Skin patches (also called transdermal patches) aren’t new. They’ve long been used to treat a range of health conditions. However, there are a few reasons to be skeptical of weight loss patches:



4. Zycie Nutrition Slimming Patch.


Doctors recommend following a low calorie diet to aid weight loss. The number of calories that a person should consume every day depends on several factors, including their baseline weight, gender, age, and activity level. A doctor or nutritionist can help a person calculate the best total daily calorie intake and macronutrient breakdown for them.

There’s *always* a new weight loss fad getting buzz. Whether it's waist trainers or a new detox tea, there's simply something seductive and appealing about a quick fix that will help you reach your weight loss goals as fast as possible. But, spoiler, most of the time these products are total B.S. And that's no different when it comes to the latest fad item: weight loss patches, like with Japanese mint or green tea extract.

Green coffee bean extract also contains caffeine, which, research has shown, may help with weight loss. So, sounds kinda promising?

Best Slimming Patch for Weight Loss: How to Lose Belly Fat

Many other weight loss products and patches are available on the market, but people should speak with a doctor before using any product to help them lose weight. Doctors can recommend methods for losing weight that clinical trials have demonstrated to be effective and safe.




Not all areas of the skin offer the same absorption rates, as the characteristics of the skin’s surface affect its ability to absorb. Humidity and heat are additional factors that can affect the absorption across the skin.
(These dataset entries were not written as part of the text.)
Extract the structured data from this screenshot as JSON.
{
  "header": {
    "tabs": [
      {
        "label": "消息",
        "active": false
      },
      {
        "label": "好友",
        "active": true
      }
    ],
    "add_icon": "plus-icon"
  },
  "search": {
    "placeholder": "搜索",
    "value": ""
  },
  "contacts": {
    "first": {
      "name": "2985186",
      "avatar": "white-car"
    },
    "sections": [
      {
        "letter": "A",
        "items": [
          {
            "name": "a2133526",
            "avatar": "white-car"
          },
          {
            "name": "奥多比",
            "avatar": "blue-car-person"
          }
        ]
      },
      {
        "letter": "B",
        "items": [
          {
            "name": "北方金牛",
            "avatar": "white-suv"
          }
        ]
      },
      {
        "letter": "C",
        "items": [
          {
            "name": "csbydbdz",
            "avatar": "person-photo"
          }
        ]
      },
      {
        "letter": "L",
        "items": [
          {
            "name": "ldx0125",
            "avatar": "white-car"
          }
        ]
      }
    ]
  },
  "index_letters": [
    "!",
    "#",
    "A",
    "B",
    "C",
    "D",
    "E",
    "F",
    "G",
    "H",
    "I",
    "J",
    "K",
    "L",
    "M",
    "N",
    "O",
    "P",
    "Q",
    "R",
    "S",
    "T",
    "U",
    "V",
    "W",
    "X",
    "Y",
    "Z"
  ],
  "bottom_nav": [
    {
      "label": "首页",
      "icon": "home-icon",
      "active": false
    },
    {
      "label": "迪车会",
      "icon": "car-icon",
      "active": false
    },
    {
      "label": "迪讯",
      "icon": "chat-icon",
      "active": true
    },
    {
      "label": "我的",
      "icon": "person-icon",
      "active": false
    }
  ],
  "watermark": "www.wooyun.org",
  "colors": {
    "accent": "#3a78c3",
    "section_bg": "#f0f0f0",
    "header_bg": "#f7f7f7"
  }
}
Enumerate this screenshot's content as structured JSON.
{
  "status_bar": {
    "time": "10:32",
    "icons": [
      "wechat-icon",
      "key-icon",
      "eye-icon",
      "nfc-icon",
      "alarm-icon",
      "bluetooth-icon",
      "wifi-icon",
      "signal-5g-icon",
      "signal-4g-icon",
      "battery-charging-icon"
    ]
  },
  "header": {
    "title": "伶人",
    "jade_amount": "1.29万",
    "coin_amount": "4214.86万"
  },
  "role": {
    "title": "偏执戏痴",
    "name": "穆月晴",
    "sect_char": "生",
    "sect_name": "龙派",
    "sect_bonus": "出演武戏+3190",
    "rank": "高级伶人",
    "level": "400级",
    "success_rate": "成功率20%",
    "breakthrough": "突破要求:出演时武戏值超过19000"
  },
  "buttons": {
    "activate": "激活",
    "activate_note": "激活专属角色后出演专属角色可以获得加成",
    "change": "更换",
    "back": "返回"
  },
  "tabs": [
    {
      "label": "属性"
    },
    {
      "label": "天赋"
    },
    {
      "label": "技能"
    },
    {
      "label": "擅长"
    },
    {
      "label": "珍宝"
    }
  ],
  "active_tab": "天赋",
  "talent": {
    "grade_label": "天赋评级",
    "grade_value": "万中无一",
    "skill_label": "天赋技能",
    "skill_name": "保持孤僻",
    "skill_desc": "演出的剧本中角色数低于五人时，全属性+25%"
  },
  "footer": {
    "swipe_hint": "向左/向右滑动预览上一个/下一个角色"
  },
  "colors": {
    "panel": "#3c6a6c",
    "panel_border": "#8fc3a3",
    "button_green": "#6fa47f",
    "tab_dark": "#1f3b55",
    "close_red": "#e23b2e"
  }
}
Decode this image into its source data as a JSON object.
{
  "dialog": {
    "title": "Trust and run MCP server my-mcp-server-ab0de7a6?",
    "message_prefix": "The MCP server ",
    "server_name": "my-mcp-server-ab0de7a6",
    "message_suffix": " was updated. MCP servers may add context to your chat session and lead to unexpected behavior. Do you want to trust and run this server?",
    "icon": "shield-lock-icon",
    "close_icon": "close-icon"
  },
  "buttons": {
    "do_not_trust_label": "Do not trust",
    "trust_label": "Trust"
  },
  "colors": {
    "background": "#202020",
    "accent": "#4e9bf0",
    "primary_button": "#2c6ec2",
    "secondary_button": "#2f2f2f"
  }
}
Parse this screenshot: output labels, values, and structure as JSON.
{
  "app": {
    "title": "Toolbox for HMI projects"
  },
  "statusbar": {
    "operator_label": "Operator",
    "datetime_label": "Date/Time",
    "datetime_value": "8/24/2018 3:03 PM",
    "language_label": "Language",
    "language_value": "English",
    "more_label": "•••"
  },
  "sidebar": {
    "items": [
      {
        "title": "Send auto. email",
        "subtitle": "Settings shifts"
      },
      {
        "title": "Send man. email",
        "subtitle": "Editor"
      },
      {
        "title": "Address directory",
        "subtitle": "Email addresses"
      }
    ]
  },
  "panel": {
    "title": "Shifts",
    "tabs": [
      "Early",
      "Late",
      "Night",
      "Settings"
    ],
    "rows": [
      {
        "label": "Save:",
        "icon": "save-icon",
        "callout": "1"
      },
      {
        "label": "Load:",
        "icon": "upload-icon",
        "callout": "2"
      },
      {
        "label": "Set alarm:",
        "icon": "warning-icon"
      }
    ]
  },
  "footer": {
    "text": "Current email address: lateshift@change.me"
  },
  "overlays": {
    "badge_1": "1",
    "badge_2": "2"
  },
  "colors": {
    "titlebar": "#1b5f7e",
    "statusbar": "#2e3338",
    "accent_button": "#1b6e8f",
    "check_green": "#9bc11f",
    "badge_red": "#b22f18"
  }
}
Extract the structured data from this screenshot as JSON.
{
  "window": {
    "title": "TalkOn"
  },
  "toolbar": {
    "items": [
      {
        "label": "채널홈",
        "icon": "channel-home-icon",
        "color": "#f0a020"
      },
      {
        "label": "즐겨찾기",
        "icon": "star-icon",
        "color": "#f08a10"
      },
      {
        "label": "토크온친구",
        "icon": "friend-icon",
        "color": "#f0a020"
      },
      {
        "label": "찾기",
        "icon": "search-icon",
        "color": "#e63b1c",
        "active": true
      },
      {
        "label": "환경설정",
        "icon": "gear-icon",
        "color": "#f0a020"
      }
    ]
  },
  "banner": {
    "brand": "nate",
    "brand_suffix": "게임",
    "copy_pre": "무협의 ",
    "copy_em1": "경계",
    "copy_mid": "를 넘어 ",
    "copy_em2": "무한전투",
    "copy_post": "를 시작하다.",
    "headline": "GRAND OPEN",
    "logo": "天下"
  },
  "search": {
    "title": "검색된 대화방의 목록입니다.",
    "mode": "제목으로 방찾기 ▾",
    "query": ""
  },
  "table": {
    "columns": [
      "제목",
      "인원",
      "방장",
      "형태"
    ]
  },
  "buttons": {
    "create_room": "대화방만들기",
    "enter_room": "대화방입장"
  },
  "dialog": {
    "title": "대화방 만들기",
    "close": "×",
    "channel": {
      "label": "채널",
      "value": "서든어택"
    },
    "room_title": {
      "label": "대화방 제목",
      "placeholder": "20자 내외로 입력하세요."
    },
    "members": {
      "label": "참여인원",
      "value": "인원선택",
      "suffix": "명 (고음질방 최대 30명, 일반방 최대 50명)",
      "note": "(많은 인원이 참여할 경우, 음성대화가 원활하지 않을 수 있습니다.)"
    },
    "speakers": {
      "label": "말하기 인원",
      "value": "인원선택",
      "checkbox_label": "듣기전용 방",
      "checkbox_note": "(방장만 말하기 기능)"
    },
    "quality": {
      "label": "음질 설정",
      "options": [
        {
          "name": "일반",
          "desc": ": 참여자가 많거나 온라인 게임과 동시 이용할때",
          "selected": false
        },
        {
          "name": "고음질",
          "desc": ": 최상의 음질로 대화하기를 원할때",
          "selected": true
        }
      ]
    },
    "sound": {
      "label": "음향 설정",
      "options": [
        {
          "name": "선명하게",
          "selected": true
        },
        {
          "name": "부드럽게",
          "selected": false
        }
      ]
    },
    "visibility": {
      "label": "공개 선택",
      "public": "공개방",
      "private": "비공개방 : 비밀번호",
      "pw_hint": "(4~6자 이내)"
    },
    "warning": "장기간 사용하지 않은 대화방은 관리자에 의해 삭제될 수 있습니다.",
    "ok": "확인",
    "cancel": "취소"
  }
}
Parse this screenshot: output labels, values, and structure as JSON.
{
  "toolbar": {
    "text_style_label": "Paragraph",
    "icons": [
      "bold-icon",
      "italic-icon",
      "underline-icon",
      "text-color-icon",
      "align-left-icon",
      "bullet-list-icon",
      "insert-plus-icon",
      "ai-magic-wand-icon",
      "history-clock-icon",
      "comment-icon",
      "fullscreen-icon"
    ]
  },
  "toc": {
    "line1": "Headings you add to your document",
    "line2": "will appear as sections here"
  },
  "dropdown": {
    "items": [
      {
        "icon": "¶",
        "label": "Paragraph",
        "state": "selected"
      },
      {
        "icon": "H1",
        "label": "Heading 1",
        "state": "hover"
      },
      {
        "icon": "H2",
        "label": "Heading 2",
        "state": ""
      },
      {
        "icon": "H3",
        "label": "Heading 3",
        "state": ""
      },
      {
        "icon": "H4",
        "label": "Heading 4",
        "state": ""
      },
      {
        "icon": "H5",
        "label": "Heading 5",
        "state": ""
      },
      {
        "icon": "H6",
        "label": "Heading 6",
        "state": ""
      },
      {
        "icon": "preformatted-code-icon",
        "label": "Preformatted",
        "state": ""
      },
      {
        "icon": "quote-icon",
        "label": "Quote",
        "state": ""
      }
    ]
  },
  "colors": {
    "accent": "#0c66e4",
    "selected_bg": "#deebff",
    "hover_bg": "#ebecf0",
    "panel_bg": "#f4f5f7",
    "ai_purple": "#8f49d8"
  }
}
Ephedra: Also commonly referred to as ephedrine, this ingredient has a reputation for being straight-up dangerous, and rightfully so. In fact, in 2004, ephedra was banned by the FDA for use in diet and sports supplements because it showed to have serious health risks like heart attack and stroke, resulting in deaths. Physicians generally agree that it’s not a safe or effective treatment for weight loss, and for that reason alone, steer clear.